I hadn’t had breakfast, and was hungry after dropping off McGillicuddy, so I walked the few blocks to the main commercial thoroughfare in the neighborhood, and went to the only place that was open at 8 AM, which was McDonald’s. Until we moved here, I would go to McDonald’s maybe once every five or six years, but things really change when you move to the greater U.S.A. I remember mentioning this to Really Rosie once, and she scolded me, saying, “Haven’t you read Fast Food Nation?” In fact I have, and so I know that McDonald’s is destroying not only American society but also the entire universe. Nonetheless, I’m not a great believer in the efficacy of ideological boycotts, especially when you’re hungry and it’s the only game in town. We boycotted Nestlé when I was little because of their greedy, unethical formula-pushing in maternity wards in Africa, which led to the deaths of thousands of infants; but it occurs to me now that few people who boycott Nestlé probably believe that abortion should be banned, which raises inevitable questions about the efficacy of such protests. About boycotting, I guess I have a sort of “circumcise your hearts” attitude.
I’m not particularly keen on boycotts, though there are some places and some institutions I would happily see uprooted and dispatched to Moon Base Gingrich.

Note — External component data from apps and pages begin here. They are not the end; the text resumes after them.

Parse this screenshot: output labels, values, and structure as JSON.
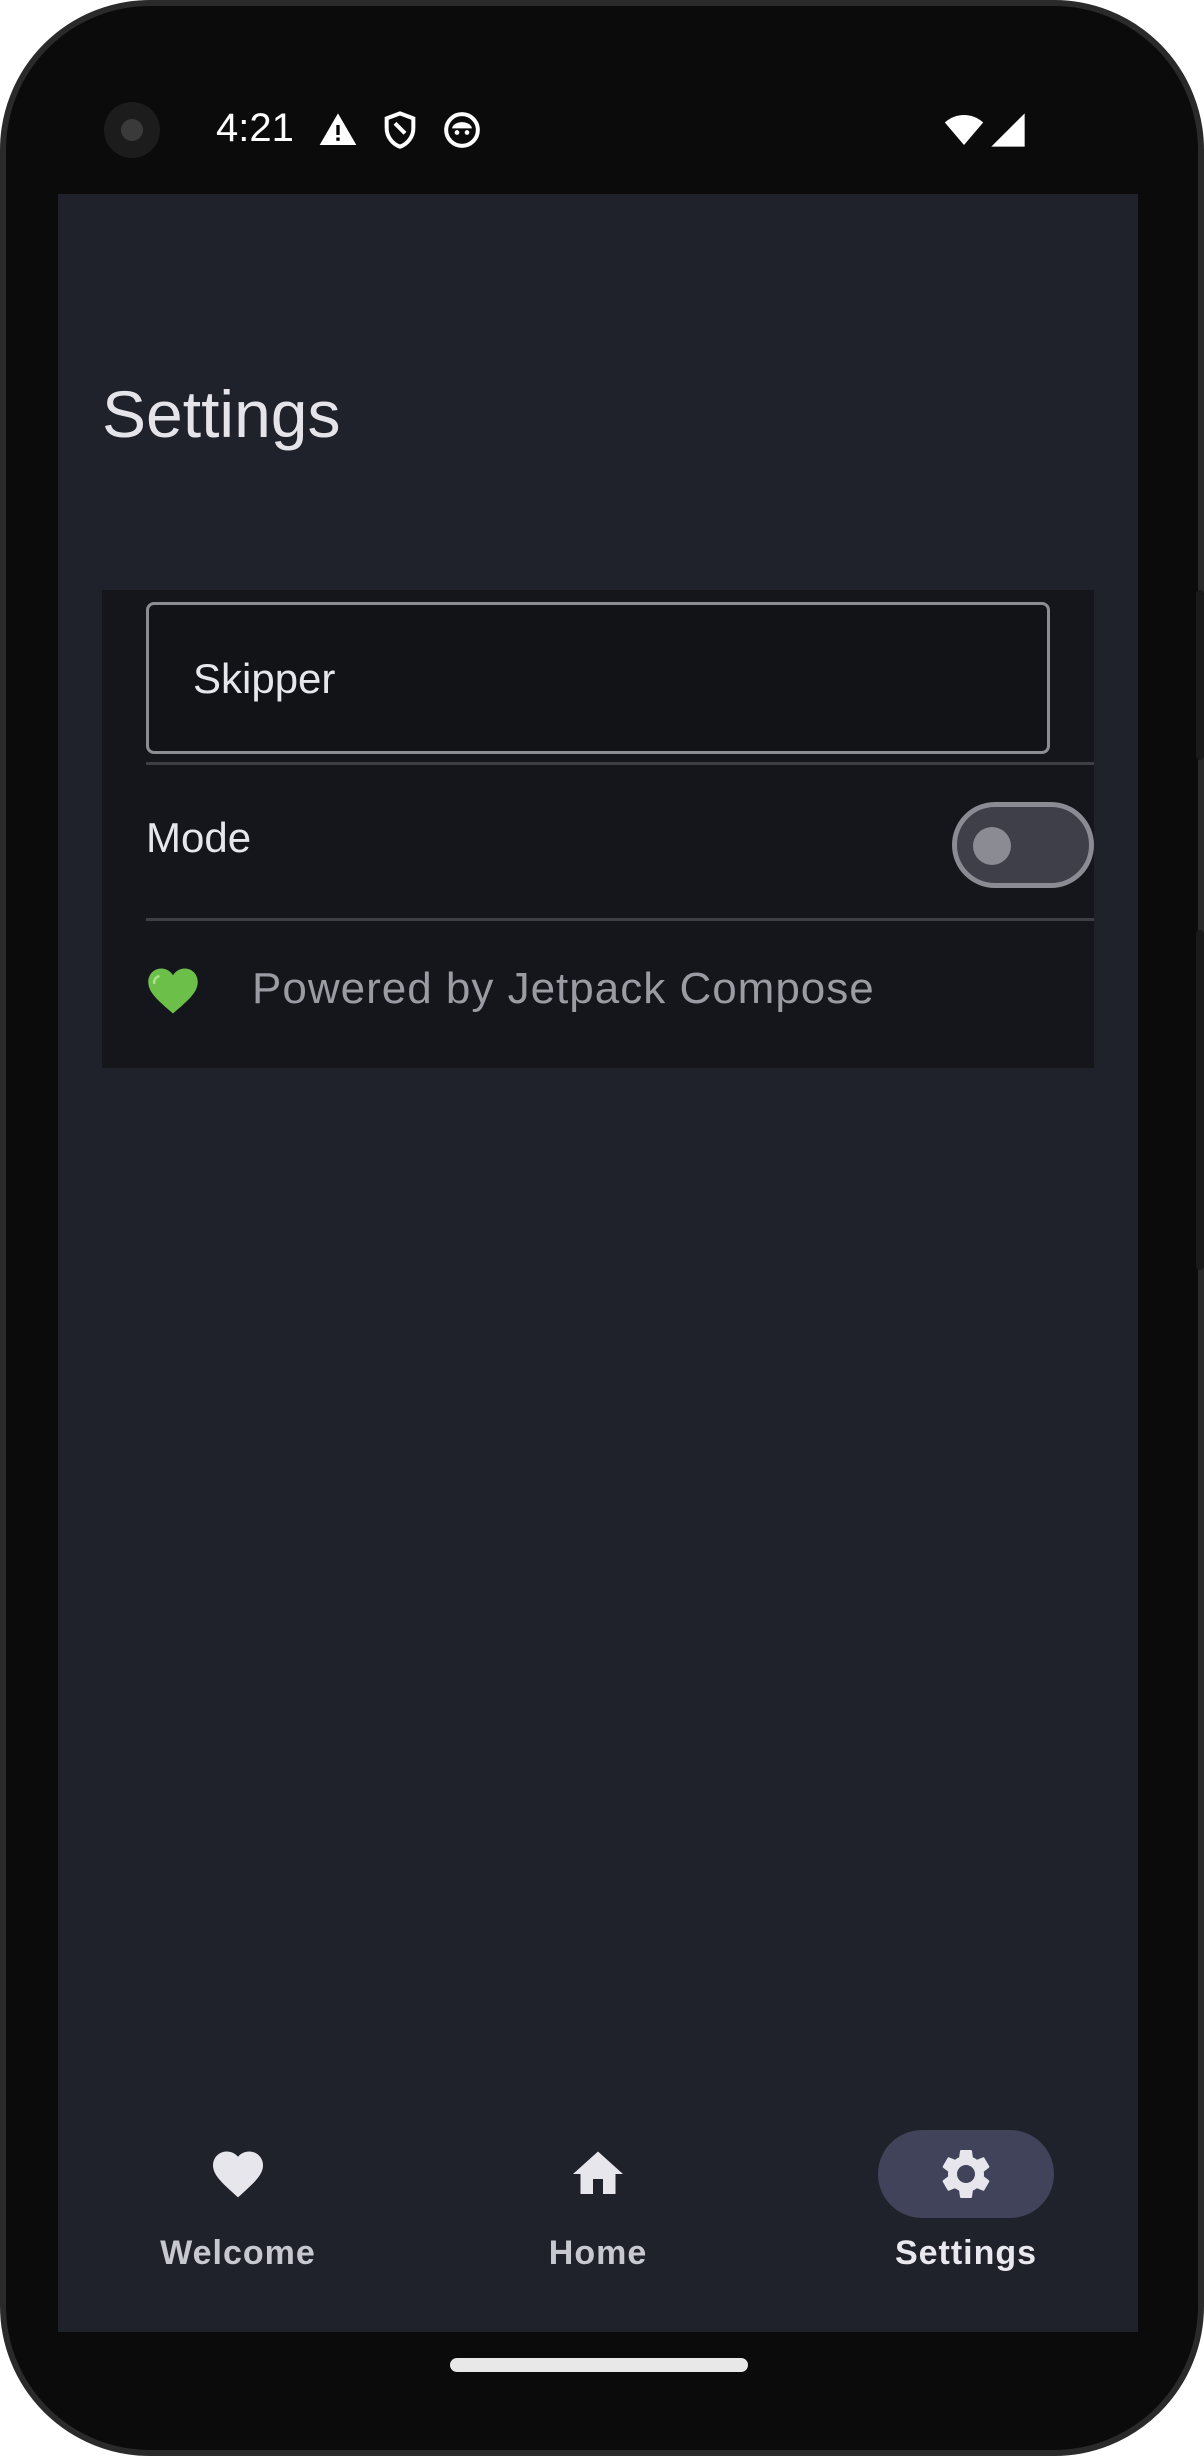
{
  "status_bar": {
    "time": "4:21"
  },
  "page": {
    "title": "Settings"
  },
  "settings": {
    "name_value": "Skipper",
    "mode_label": "Mode",
    "mode_enabled": false,
    "powered_by": "Powered by Jetpack Compose"
  },
  "nav": {
    "items": [
      {
        "label": "Welcome",
        "icon": "heart-icon",
        "selected": false
      },
      {
        "label": "Home",
        "icon": "home-icon",
        "selected": false
      },
      {
        "label": "Settings",
        "icon": "gear-icon",
        "selected": true
      }
    ]
  },
  "colors": {
    "background": "#20222b",
    "card": "#15161b",
    "accent_pill": "#40435a",
    "heart": "#6cc04a"
  }
}
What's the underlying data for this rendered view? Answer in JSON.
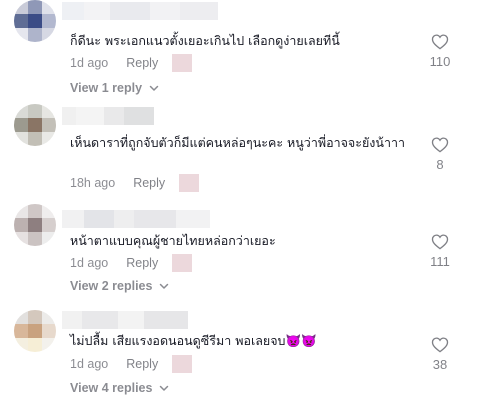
{
  "comments": [
    {
      "text": "ก็ดีนะ พระเอกแนวตั้งเยอะเกินไป เลือกดูง่ายเลยทีนี้",
      "time": "1d ago",
      "reply_label": "Reply",
      "likes": "110",
      "view_replies": "View 1 reply",
      "avatar_colors": [
        "#c9cbd8",
        "#8f98b7",
        "#dfe1ea",
        "#5f6d95",
        "#3b4c86",
        "#b2b8cf",
        "#e5e6ee",
        "#aeb4cb",
        "#d6d8e3"
      ]
    },
    {
      "text": "เห็นดาราที่ถูกจับตัวก็มีแต่คนหล่อๆนะคะ หนูว่าพี่อาจจะยังน้าาา",
      "time": "18h ago",
      "reply_label": "Reply",
      "likes": "8",
      "view_replies": "",
      "avatar_colors": [
        "#d9dad6",
        "#c8c9c2",
        "#e6e6e2",
        "#9c9a8f",
        "#8a7565",
        "#c3c0b8",
        "#e2e2de",
        "#c2bfb6",
        "#e9e9e6"
      ]
    },
    {
      "text": "หน้าตาแบบคุณผู้ชายไทยหล่อกว่าเยอะ",
      "time": "1d ago",
      "reply_label": "Reply",
      "likes": "111",
      "view_replies": "View 2 replies",
      "avatar_colors": [
        "#e9e6e6",
        "#cfc7c6",
        "#efeded",
        "#bcb1b0",
        "#8e7f80",
        "#d6cfce",
        "#e6e1e1",
        "#cbc3c2",
        "#ededed"
      ]
    },
    {
      "text": "ไม่ปลื้ม เสียแรงอดนอนดูซีรีมา พอเลยจบ👿👿",
      "time": "1d ago",
      "reply_label": "Reply",
      "likes": "38",
      "view_replies": "View 4 replies",
      "avatar_colors": [
        "#e2e0de",
        "#d4c8bd",
        "#ecebe9",
        "#d8b79a",
        "#c9a27f",
        "#e7d9cc",
        "#f4efe0",
        "#f6eed6",
        "#f3f1ec"
      ]
    }
  ],
  "icons": {
    "like": "heart-outline-icon",
    "chevron": "chevron-down-icon"
  }
}
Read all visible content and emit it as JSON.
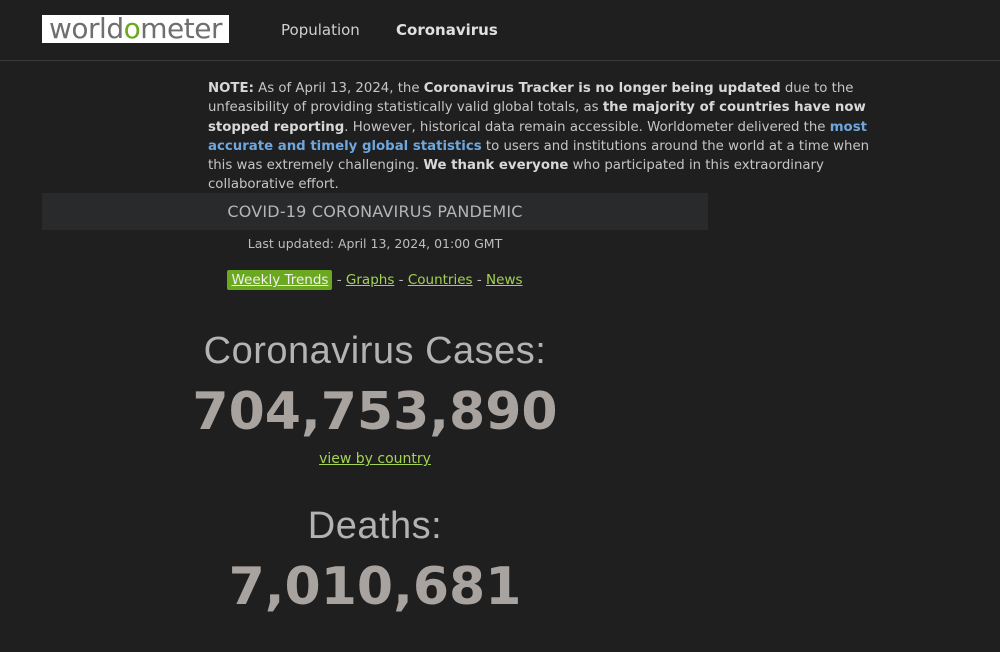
{
  "header": {
    "logo_text_pre": "worldometer",
    "nav": [
      {
        "label": "Population"
      },
      {
        "label": "Coronavirus"
      }
    ]
  },
  "note": {
    "prefix": "NOTE:",
    "t1": " As of April 13, 2024, the ",
    "b1": "Coronavirus Tracker is no longer being updated",
    "t2": " due to the unfeasibility of providing statistically valid global totals, as ",
    "b2": "the majority of countries have now stopped reporting",
    "t3": ". However, historical data remain accessible. Worldometer delivered the ",
    "link": "most accurate and timely global statistics",
    "t4": " to users and institutions around the world at a time when this was extremely challenging. ",
    "b3": "We thank everyone",
    "t5": " who participated in this extraordinary collaborative effort."
  },
  "banner": {
    "title": "COVID-19 CORONAVIRUS PANDEMIC",
    "updated": "Last updated: April 13, 2024, 01:00 GMT"
  },
  "tabs": [
    {
      "label": "Weekly Trends"
    },
    {
      "label": "Graphs"
    },
    {
      "label": "Countries"
    },
    {
      "label": "News"
    }
  ],
  "tab_separator": " - ",
  "counters": {
    "cases_label": "Coronavirus Cases:",
    "cases_value": "704,753,890",
    "view_link": "view by country",
    "deaths_label": "Deaths:",
    "deaths_value": "7,010,681"
  },
  "colors": {
    "background": "#1f1f20",
    "accent_green": "#6aa820",
    "link_green": "#a3d255",
    "link_blue": "#6fa6dc"
  }
}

As I grumbled back in ought-five:
“Boycotts,” some girl once said, “are etymologically sexist.”
I wouldn’t know about that, but it’s been a long time since I felt compelled to take part in one: it’s not so much a consistent policy of refusing to take part so much as it is a nagging suspicion that most of them are intended, not to get an organization to alter its plans, but to get publicity for the group engaging in the boycott.
I do, however, have two characteristics valued by would-be boycotters: my memory is fairly long, and my ability to hold a grudge is fairly strong.